### ASSIGNMENT
Below are the records; count how many of their lines hold the string "icon" and give the number alone.

-------- EXERCISE MATERIALS

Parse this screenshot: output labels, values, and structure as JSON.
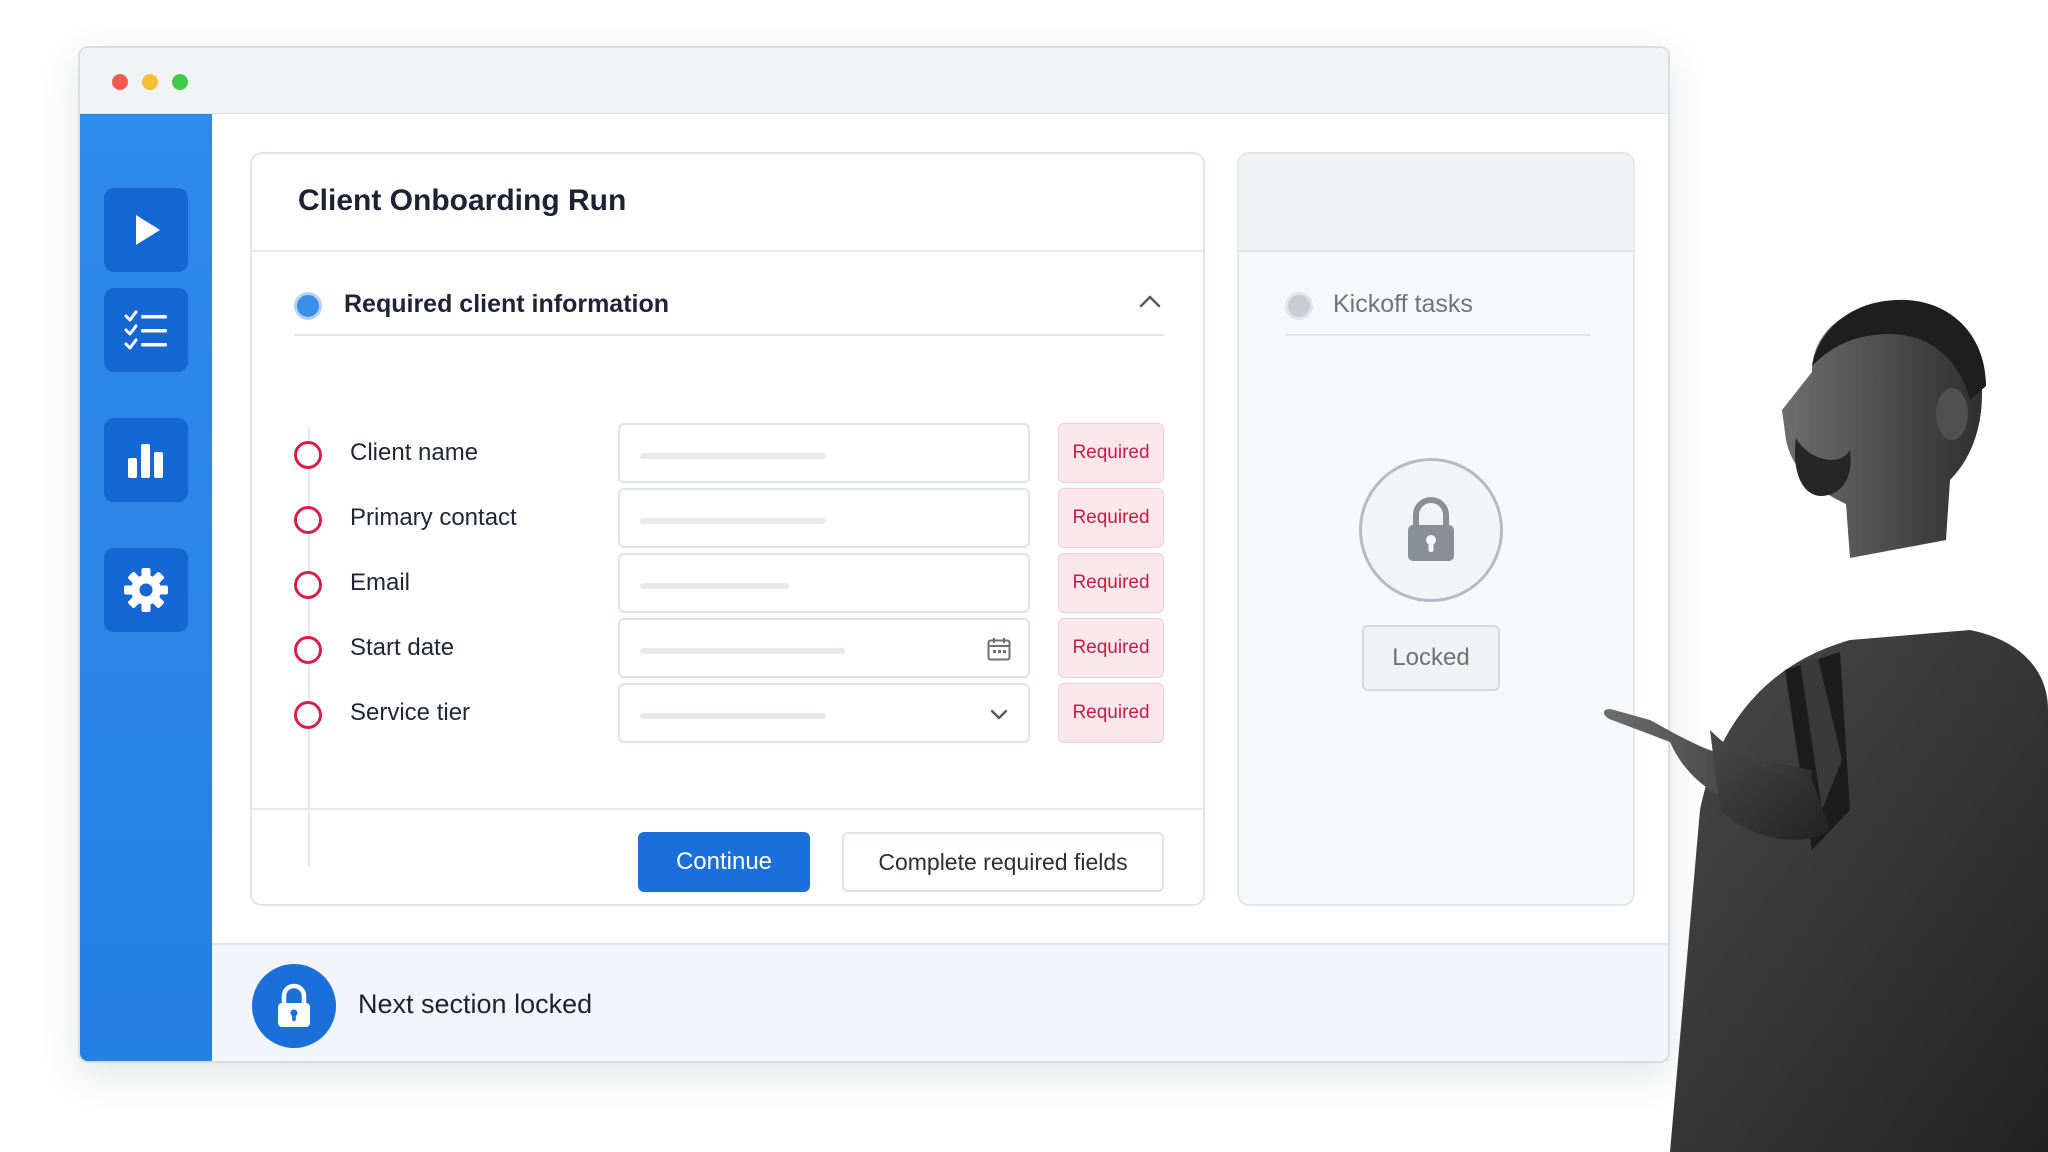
{
  "window": {
    "traffic_lights": [
      "close",
      "minimize",
      "maximize"
    ]
  },
  "sidebar": {
    "items": [
      {
        "icon": "play-icon"
      },
      {
        "icon": "checklist-icon"
      },
      {
        "icon": "bar-chart-icon"
      },
      {
        "icon": "gear-icon"
      }
    ]
  },
  "main": {
    "title": "Client Onboarding Run",
    "section_title": "Required client information",
    "fields": [
      {
        "label": "Client name",
        "badge": "Required",
        "placeholder_fill": 0.5
      },
      {
        "label": "Primary contact",
        "badge": "Required",
        "placeholder_fill": 0.5
      },
      {
        "label": "Email",
        "badge": "Required",
        "placeholder_fill": 0.4
      },
      {
        "label": "Start date",
        "badge": "Required",
        "placeholder_fill": 0.55,
        "icon": "calendar-icon"
      },
      {
        "label": "Service tier",
        "badge": "Required",
        "placeholder_fill": 0.5,
        "icon": "chevron-down-icon"
      }
    ],
    "continue_label": "Continue",
    "complete_label": "Complete required fields"
  },
  "side_panel": {
    "section_title": "Kickoff tasks",
    "locked_label": "Locked"
  },
  "bottom_bar": {
    "text": "Next section locked"
  },
  "colors": {
    "sidebar": "#2f8bea",
    "sidebar_button": "#1567d3",
    "primary": "#1a6fd9",
    "required": "#c41c45",
    "required_bg": "#fce8ec"
  }
}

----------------

### SOLUTION FOR THIS PROBLEM
6